I was chatting with a colleague about custom stamps and the fact that they use vulcanised rubber for the actual stamp face. Nothing unusual in this, it’s the kind of rubber that’s used for most of the rubbery things we see around us, from tyres to washers and much else besides. But I couldn’t help the feeling that he hadn’t quite got the point.
It’s called “vulcanised” because it means the rubber was heated up and had sulphur added, which cures the rubber so it becomes hard wearing and keeps it’s shape, rather than melting back to a – well – rubbery lump every time the sun appears for more half an hour in the afternoon. The guy who came up with the process, Charles Goodyear, gave the process the name after the Roman god of fire – Vulcan.

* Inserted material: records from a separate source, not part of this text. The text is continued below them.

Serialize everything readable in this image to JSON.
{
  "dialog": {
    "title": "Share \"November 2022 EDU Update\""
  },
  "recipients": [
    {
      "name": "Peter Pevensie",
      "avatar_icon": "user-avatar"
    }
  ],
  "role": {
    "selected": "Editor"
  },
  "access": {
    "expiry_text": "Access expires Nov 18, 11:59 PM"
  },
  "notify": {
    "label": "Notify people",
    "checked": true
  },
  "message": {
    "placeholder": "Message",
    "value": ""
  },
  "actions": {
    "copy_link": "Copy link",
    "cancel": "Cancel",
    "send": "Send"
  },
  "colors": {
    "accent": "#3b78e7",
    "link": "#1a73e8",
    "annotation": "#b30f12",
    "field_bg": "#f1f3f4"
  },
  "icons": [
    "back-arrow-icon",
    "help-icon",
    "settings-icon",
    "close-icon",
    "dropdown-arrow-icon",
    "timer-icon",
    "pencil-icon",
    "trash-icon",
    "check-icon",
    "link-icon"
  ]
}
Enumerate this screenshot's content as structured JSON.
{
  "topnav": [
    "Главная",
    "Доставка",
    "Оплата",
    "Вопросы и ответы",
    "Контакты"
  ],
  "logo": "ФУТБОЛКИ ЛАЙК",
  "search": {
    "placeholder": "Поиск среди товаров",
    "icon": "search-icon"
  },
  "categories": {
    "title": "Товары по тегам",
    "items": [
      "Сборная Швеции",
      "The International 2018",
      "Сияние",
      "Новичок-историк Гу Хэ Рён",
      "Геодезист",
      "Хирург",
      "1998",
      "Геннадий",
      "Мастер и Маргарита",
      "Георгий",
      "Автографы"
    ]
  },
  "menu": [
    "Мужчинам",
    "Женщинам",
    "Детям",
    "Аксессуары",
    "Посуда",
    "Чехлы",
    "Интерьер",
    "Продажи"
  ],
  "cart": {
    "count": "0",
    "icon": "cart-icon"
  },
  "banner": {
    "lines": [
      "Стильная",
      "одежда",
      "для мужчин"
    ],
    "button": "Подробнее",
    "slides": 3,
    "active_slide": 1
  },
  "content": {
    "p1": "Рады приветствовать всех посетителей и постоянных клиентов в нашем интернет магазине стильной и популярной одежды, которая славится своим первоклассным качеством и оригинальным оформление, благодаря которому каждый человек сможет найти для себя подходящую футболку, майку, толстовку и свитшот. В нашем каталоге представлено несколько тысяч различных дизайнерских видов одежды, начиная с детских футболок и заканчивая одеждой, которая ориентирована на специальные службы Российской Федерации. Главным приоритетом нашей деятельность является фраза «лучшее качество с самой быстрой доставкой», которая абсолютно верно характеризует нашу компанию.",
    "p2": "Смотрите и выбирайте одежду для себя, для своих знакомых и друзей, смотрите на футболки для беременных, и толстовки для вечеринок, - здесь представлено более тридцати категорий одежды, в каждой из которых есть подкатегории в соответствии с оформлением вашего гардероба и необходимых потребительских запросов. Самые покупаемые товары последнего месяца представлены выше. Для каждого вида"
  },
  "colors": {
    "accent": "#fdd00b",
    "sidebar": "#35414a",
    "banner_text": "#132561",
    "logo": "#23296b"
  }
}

This all seemed wasted on my colleague who had a distinctly Star Trek glaze in his eyes every time I uttered the word. I realised I was talking to a confirmed Trekkie which meant he lived in a reality beyond time and space, and so beamed myself back to my desk to get on with saving the galaxy.